A: Well, you know, the woman with the hammer ...
Q: Of course, she didn't have a hammer then.
A: She was in training for the hammer, you could say.
Q: Maybe she had a symbolic hammer.
A: Yes. Well, you started off by talking about me being called "Little Failure," and a lot of these relationships were like being called "Little Failure" over and over again. I was told I wasn't good enough to be in these relationships, that I was somehow deficient. And that felt familiar, even comfortable, in a weird way. Of course I shouldn't be with a woman who loves me unconditionally! I should be with somebody who thinks I need to be hammered.
Q: That one woman was scary.
A: Yes. After she and I were no longer together, she had a different boyfriend. She heard that he'd done something bad and she attacked him with a hammer, hit him several times in the head. She took off a piece of his ear, I think. He was hospitalized, and she fled the state. She later went back and surrendered, and was given a year in the county jail, and then 14 years' probation. But as you say, when I was with her, she wasn't violent toward me. But I could tell that things were very, very bad with her.
Q: Freud says that our personalities are formed by the time we're 6 or so. So you were already a Russian when you came to America, which was tricky for you.
A: Yes, I was quite fully formed by then. I was writing my first novel. I loved the Russian language. I was obsessed with the Communist Party and the Red Army and Lenin, whom I loved more than anything. And when I got to the U.S., it was very hard for me to pick up on, for example, English. I did learn English, but a part of me didn't want to let go of Russian, because that's where I felt safety. So I would speak Russian at the family breakfast table. And at Hebrew school I would sit alone at the lunch table and talk to myself in Russian. The kids thought I was completely insane. I just couldn't become another person, which was an American.
Q: But you knew you had to.
A: Yes, and quickly I understood that this was a superior civilization to our own. Things were so much more advanced than they were in Russia. In that picture on the front of the book, I'm in that little car, but when I got here and saw my first Corvette, I almost fainted. I understood that America was so superior that in a sense, I had to be inferior. I still had this big fur coat and this giant fur hat that I brought from Russia, and all the other kids laughed at me. There were teachers taking me aside and saying, "You should probably get rid of that fur coat and that hat. No one's going to play with you if you keep wearing those."
And that was a lot to handle when you're 7 years old. When we lived in Russia, I thought we were the world's pre-eminent superpower, that we were the source of good and America was the source of evil. And all of a sudden, things changed 180 degrees.
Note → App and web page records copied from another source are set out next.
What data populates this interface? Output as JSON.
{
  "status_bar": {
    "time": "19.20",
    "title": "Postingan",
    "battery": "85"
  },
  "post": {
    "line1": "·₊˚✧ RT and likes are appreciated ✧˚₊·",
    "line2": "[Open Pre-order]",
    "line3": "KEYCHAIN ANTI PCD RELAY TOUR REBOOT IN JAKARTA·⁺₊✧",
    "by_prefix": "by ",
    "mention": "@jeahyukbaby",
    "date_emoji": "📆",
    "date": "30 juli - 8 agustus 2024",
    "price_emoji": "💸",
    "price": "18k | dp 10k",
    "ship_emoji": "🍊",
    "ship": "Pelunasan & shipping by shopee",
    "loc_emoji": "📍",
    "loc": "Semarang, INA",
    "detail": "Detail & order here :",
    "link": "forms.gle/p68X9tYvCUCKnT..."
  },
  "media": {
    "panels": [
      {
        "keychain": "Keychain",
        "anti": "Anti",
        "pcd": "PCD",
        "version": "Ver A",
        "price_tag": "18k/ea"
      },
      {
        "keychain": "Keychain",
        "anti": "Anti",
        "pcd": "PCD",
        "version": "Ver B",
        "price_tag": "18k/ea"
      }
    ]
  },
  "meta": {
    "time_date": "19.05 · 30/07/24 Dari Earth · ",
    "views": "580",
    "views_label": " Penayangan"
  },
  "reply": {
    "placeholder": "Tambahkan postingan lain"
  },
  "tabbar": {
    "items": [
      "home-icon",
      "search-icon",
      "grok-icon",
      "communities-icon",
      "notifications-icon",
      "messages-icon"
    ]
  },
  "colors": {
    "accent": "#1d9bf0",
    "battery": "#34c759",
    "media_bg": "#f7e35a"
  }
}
Q: Was that the fundamental source of the issues you dealt with in psychoanalysis?
A: Well, as you said, so much happens before you even turn 7 years old. So much of my trouble was almost genetic. The anxiety one suffers when half one's family was killed in the Holocaust and the other half was sent by Stalin to the labor camps — it's almost in your blood, that sense of insecurity. But certainly changing one's life so dramatically can't help. Still, I'm glad I didn't grow up in Russia. If I had, maybe I would be a wealthy oligarch jetting off to Switzerland, but I somehow doubt that.
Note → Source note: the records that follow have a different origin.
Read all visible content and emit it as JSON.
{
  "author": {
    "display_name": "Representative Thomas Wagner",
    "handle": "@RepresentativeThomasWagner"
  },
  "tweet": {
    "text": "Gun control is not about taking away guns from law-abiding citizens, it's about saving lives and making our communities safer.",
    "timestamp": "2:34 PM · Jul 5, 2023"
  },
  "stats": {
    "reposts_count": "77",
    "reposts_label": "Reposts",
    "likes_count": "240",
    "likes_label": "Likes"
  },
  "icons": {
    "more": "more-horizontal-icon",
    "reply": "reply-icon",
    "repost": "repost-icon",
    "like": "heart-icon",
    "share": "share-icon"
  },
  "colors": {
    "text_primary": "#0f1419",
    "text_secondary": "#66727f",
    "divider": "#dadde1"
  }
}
Q: Another thing that might have been genetic is a fondness for alcohol. Did you have a drinking problem as a younger person?
A: Well, it's true that I drank too much, which was the road to becoming "Scary Gary," as they called me at Oberlin College: the guy who was drunk and stoned at every party. There was a release in that; I could drift off in my mind and be somewhere else, and that's a very Russian feeling, I think, that desire for escape. And when you're in Ohio, it's very good to escape.
Q: I'm sure the people at Oberlin will be thrilled to read that in this interview.
A: (Laughs.) I think some of them will agree.
Kevin Nance is a Chicago-based freelance writer and photographer. Twitter: @KevinNance1.
By Gary Shteyngart, Random House,
368 pages, $27Copyright © 2015, The Baltimore Sun